══ Task inputs ══

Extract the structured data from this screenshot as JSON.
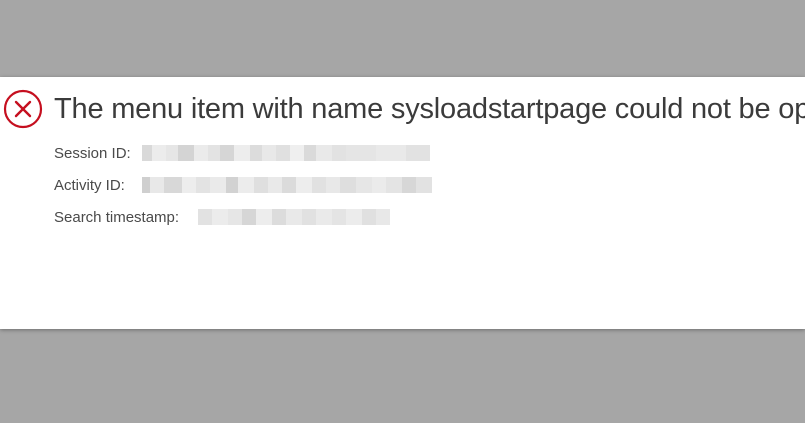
{
  "dialog": {
    "title": "The menu item with name sysloadstartpage could not be opened.",
    "icon": "error-circle-x-icon",
    "accent_color": "#c50f1f",
    "fields": [
      {
        "label": "Session ID:",
        "value_redacted": true
      },
      {
        "label": "Activity ID:",
        "value_redacted": true
      },
      {
        "label": "Search timestamp:",
        "value_redacted": true
      }
    ]
  },
  "background_color": "#a6a6a6"
}
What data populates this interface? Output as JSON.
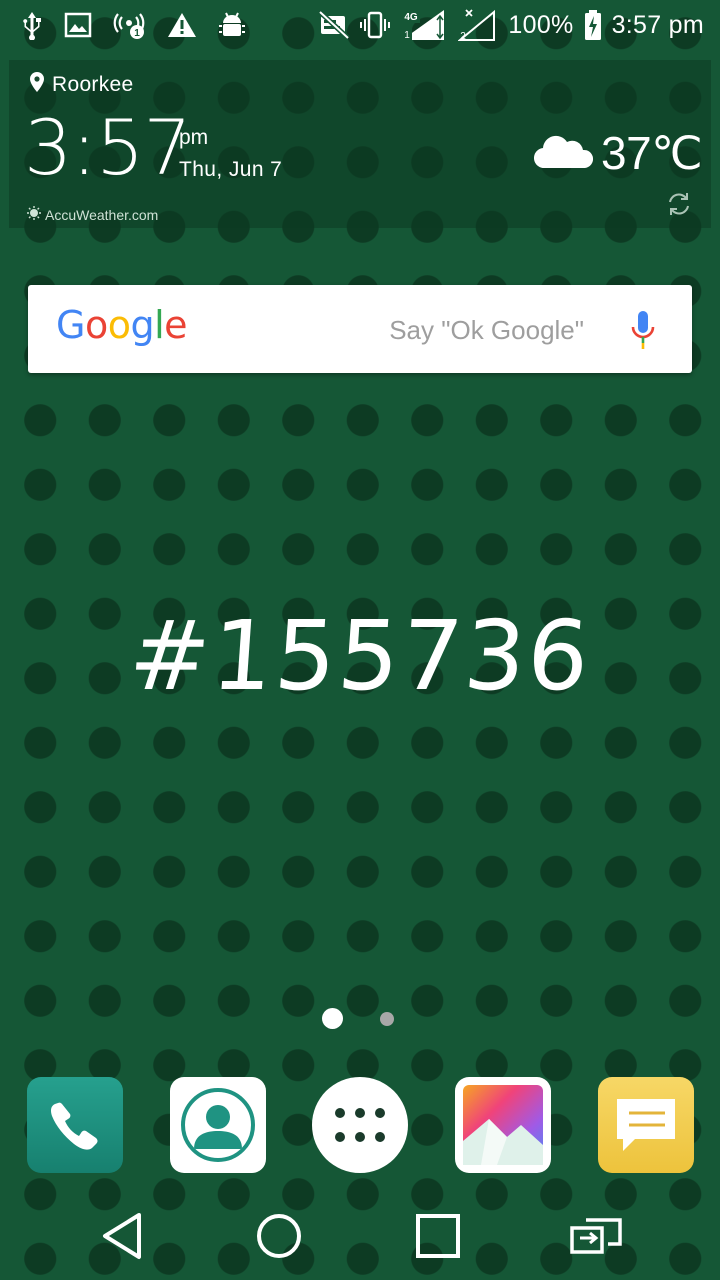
{
  "status_bar": {
    "battery": "100%",
    "time": "3:57 pm",
    "network": "4G",
    "sim1": "1",
    "sim2": "2",
    "hotspot_badge": "1"
  },
  "weather_widget": {
    "location": "Roorkee",
    "time": "3:57",
    "ampm": "pm",
    "date": "Thu, Jun 7",
    "temperature": "37℃",
    "provider": "AccuWeather.com"
  },
  "search": {
    "logo": "Google",
    "hint": "Say \"Ok Google\""
  },
  "wallpaper": {
    "label": "#155736",
    "background_color": "#155736",
    "dot_color": "#0d3b23"
  },
  "page_indicator": {
    "total": 2,
    "active": 1
  },
  "dock": {
    "apps": [
      "phone",
      "contacts",
      "app-drawer",
      "photos",
      "messages"
    ]
  },
  "navigation": {
    "buttons": [
      "back",
      "home",
      "recents",
      "switch"
    ]
  },
  "colors": {
    "google_blue": "#4285F4",
    "google_red": "#EA4335",
    "google_yellow": "#FBBC05",
    "google_green": "#34A853",
    "phone_app": "#1f9382",
    "messages_app": "#f2cb4f"
  }
}
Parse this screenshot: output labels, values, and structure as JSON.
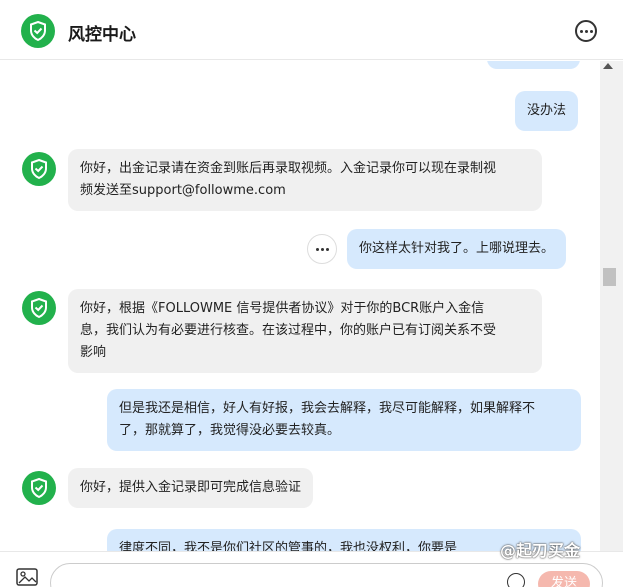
{
  "header": {
    "title": "风控中心",
    "brand_color": "#22b14c",
    "icons": [
      "shield-check-icon",
      "more-circle-icon"
    ]
  },
  "messages": [
    {
      "side": "right",
      "text": ""
    },
    {
      "side": "right",
      "text": "没办法"
    },
    {
      "side": "left",
      "text": "你好，出金记录请在资金到账后再录取视频。入金记录你可以现在录制视\n频发送至support@followme.com"
    },
    {
      "side": "right",
      "text": "你这样太针对我了。上哪说理去。"
    },
    {
      "side": "left",
      "text": "你好，根据《FOLLOWME 信号提供者协议》对于你的BCR账户入金信\n息，我们认为有必要进行核查。在该过程中，你的账户已有订阅关系不受\n影响"
    },
    {
      "side": "right",
      "text": "但是我还是相信，好人有好报，我会去解释，我尽可能解释，如果解释不\n了，那就算了，我觉得没必要去较真。"
    },
    {
      "side": "left",
      "text": "你好，提供入金记录即可完成信息验证"
    },
    {
      "side": "right",
      "text": "律度不同，我不是你们社区的管事的，我也没权利，你要是"
    }
  ],
  "colors": {
    "left_bubble": "#f0f0f0",
    "right_bubble": "#d6e9fd",
    "send_button": "#f5b8ae"
  },
  "footer": {
    "send_label": "发送",
    "icons": [
      "image-icon",
      "emoji-icon"
    ]
  },
  "watermark": "@起刃买金"
}
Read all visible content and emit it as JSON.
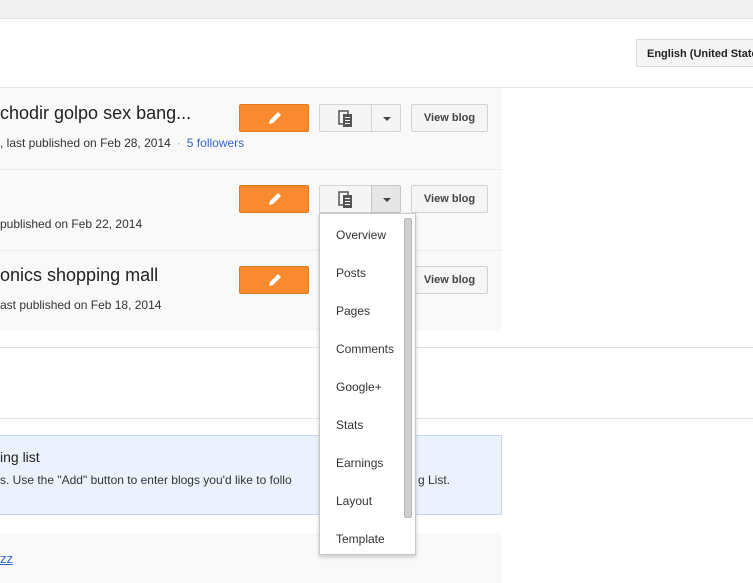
{
  "header": {
    "language_button": "English (United States)"
  },
  "blogs": [
    {
      "title": "chodir golpo sex bang...",
      "meta": ", last published on Feb 28, 2014",
      "followers": "5 followers"
    },
    {
      "title": "",
      "meta": " published on Feb 22, 2014"
    },
    {
      "title": "onics shopping mall",
      "meta": "ast published on Feb 18, 2014"
    }
  ],
  "buttons": {
    "view_blog": "View blog"
  },
  "dropdown_menu": {
    "items": [
      "Overview",
      "Posts",
      "Pages",
      "Comments",
      "Google+",
      "Stats",
      "Earnings",
      "Layout",
      "Template"
    ]
  },
  "reading_list": {
    "title": "ing list",
    "text": "s. Use the \"Add\" button to enter blogs you'd like to follo"
  },
  "reading_list_tail": "g List.",
  "bottom": {
    "link": "zz"
  },
  "icons": {
    "edit": "pencil-icon",
    "posts": "posts-list-icon",
    "caret": "caret-down-icon"
  },
  "colors": {
    "edit_button": "#f98a30",
    "link": "#3366cc",
    "reading_list_bg": "#ebf2fd"
  }
}
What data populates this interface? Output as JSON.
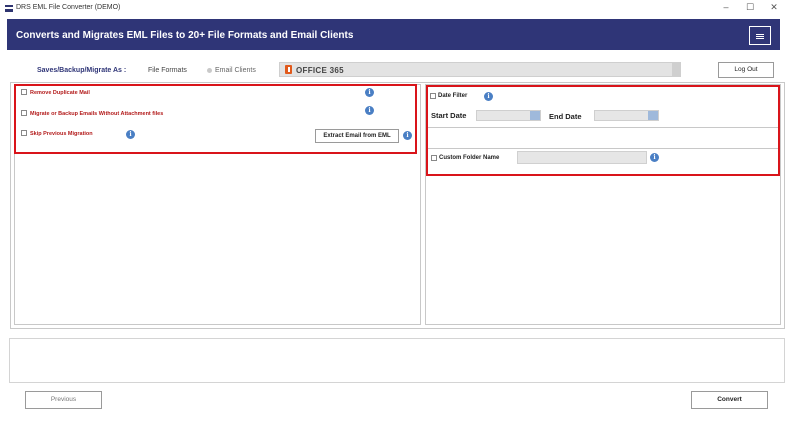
{
  "window": {
    "title": "DRS EML File Converter (DEMO)",
    "controls": {
      "minimize": "–",
      "maximize": "☐",
      "close": "✕"
    }
  },
  "banner": {
    "title": "Converts and Migrates EML Files to 20+ File Formats and Email Clients"
  },
  "saveas": {
    "label": "Saves/Backup/Migrate As :",
    "options": [
      {
        "label": "File Formats"
      },
      {
        "label": "Email Clients"
      }
    ],
    "selected_value": "OFFICE 365"
  },
  "logout_label": "Log Out",
  "options": {
    "remove_duplicate": "Remove Duplicate Mail",
    "without_attachment": "Migrate or Backup Emails Without Attachment files",
    "skip_previous": "Skip Previous Migration",
    "extract_button": "Extract Email from EML"
  },
  "filters": {
    "date_filter": "Date Filter",
    "start_date": "Start Date",
    "end_date": "End Date",
    "custom_folder": "Custom Folder Name"
  },
  "info_glyph": "i",
  "footer": {
    "previous_label": "Previous",
    "convert_label": "Convert"
  },
  "colors": {
    "banner": "#2f3577",
    "highlight_border": "#d9141a",
    "option_text": "#b31b1b",
    "info_icon": "#4a7fc4"
  }
}
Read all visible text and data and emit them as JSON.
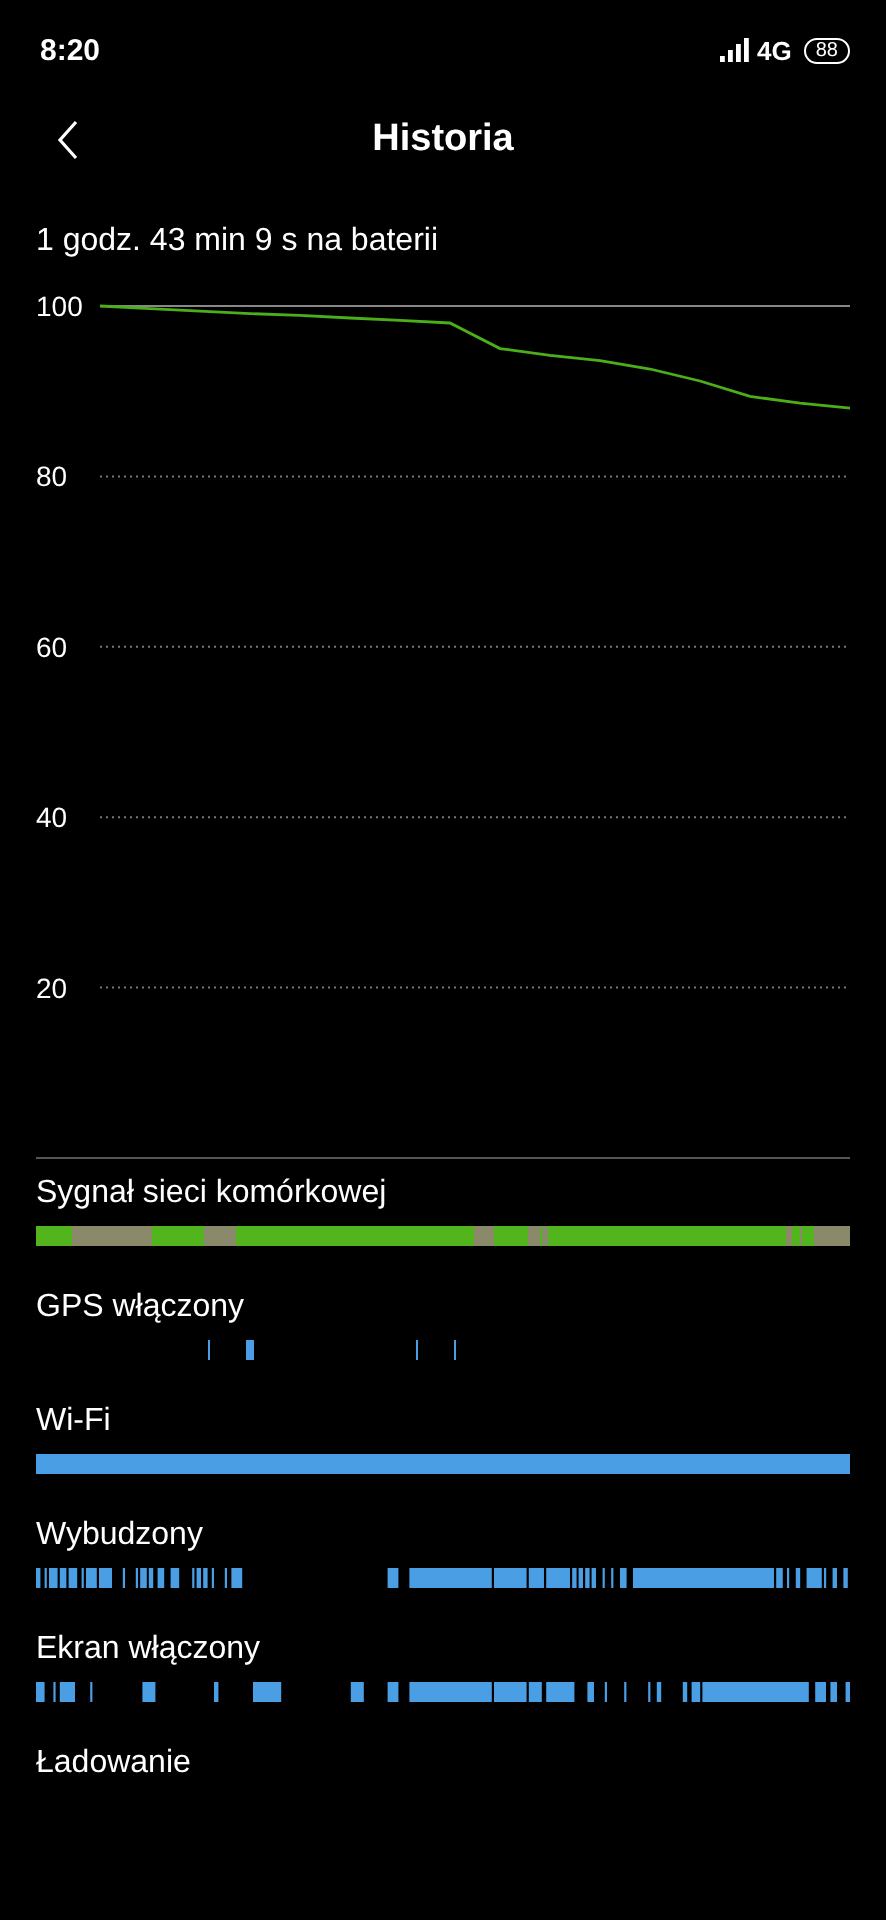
{
  "status_bar": {
    "time": "8:20",
    "network": "4G",
    "battery": "88"
  },
  "header": {
    "title": "Historia"
  },
  "summary": "1 godz. 43 min 9 s na baterii",
  "battery_chart": {
    "chart_data": {
      "type": "line",
      "grid": true,
      "ylim": [
        0,
        100
      ],
      "yticks": [
        20,
        40,
        60,
        80,
        100
      ],
      "series": [
        {
          "color": "#4caf1a",
          "values": [
            100,
            99.7,
            99.4,
            99.1,
            98.9,
            98.6,
            98.3,
            98,
            95,
            94.2,
            93.6,
            92.6,
            91.2,
            89.4,
            88.6,
            88
          ]
        }
      ]
    }
  },
  "timelines": [
    {
      "label": "Sygnał sieci komórkowej",
      "kind": "signal"
    },
    {
      "label": "GPS włączony",
      "kind": "gps"
    },
    {
      "label": "Wi-Fi",
      "kind": "wifi"
    },
    {
      "label": "Wybudzony",
      "kind": "awake"
    },
    {
      "label": "Ekran włączony",
      "kind": "screen"
    },
    {
      "label": "Ładowanie",
      "kind": "none"
    }
  ]
}
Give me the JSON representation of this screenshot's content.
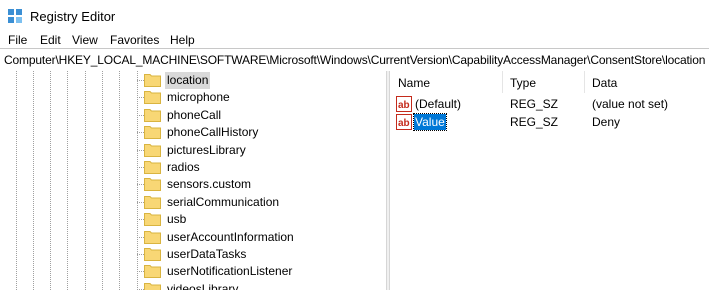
{
  "window": {
    "title": "Registry Editor"
  },
  "menu": [
    "File",
    "Edit",
    "View",
    "Favorites",
    "Help"
  ],
  "address": {
    "path": "Computer\\HKEY_LOCAL_MACHINE\\SOFTWARE\\Microsoft\\Windows\\CurrentVersion\\CapabilityAccessManager\\ConsentStore\\location"
  },
  "tree": {
    "selected": "location",
    "items": [
      "location",
      "microphone",
      "phoneCall",
      "phoneCallHistory",
      "picturesLibrary",
      "radios",
      "sensors.custom",
      "serialCommunication",
      "usb",
      "userAccountInformation",
      "userDataTasks",
      "userNotificationListener",
      "videosLibrary"
    ]
  },
  "values_pane": {
    "columns": {
      "name": "Name",
      "type": "Type",
      "data": "Data"
    },
    "rows": [
      {
        "name": "(Default)",
        "type": "REG_SZ",
        "data": "(value not set)",
        "icon": "string-value-icon"
      },
      {
        "name": "Value",
        "type": "REG_SZ",
        "data": "Deny",
        "icon": "string-value-icon",
        "selected": true
      }
    ]
  },
  "colors": {
    "selection": "#0078d7",
    "folder": "#f8d775",
    "tree_selection": "#d9d9d9"
  }
}
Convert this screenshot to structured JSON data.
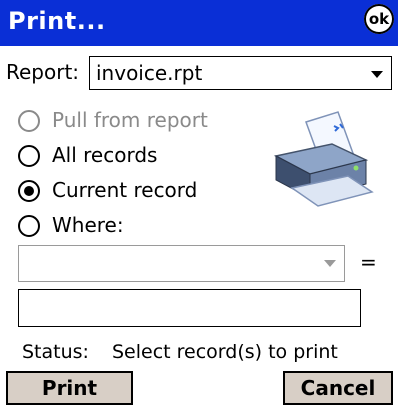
{
  "window": {
    "title": "Print...",
    "ok_label": "ok"
  },
  "report": {
    "label": "Report:",
    "selected": "invoice.rpt"
  },
  "options": [
    {
      "label": "Pull from report",
      "checked": false,
      "disabled": true
    },
    {
      "label": "All records",
      "checked": false,
      "disabled": false
    },
    {
      "label": "Current record",
      "checked": true,
      "disabled": false
    },
    {
      "label": "Where:",
      "checked": false,
      "disabled": false
    }
  ],
  "where": {
    "field_value": "",
    "operator": "=",
    "value": ""
  },
  "status": {
    "label": "Status:",
    "text": "Select record(s) to print"
  },
  "buttons": {
    "print": "Print",
    "cancel": "Cancel"
  },
  "colors": {
    "titlebar": "#0a2fd6",
    "button_face": "#d8cfc6",
    "disabled_text": "#8a8a8a"
  },
  "icons": {
    "ok": "ok-icon",
    "printer": "printer-icon"
  }
}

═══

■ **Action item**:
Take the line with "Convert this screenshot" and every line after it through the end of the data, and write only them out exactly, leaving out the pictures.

■ **Result of this task**:
Convert this screenshot to structured JSON data.
{
  "window": {
    "title": "Print...",
    "ok_label": "ok"
  },
  "report": {
    "label": "Report:",
    "selected": "invoice.rpt"
  },
  "options": [
    {
      "label": "Pull from report",
      "checked": false,
      "disabled": true
    },
    {
      "label": "All records",
      "checked": false,
      "disabled": false
    },
    {
      "label": "Current record",
      "checked": true,
      "disabled": false
    },
    {
      "label": "Where:",
      "checked": false,
      "disabled": false
    }
  ],
  "where": {
    "field_value": "",
    "operator": "=",
    "value": ""
  },
  "status": {
    "label": "Status:",
    "text": "Select record(s) to print"
  },
  "buttons": {
    "print": "Print",
    "cancel": "Cancel"
  },
  "colors": {
    "titlebar": "#0a2fd6",
    "button_face": "#d8cfc6",
    "disabled_text": "#8a8a8a"
  },
  "icons": {
    "ok": "ok-icon",
    "printer": "printer-icon"
  }
}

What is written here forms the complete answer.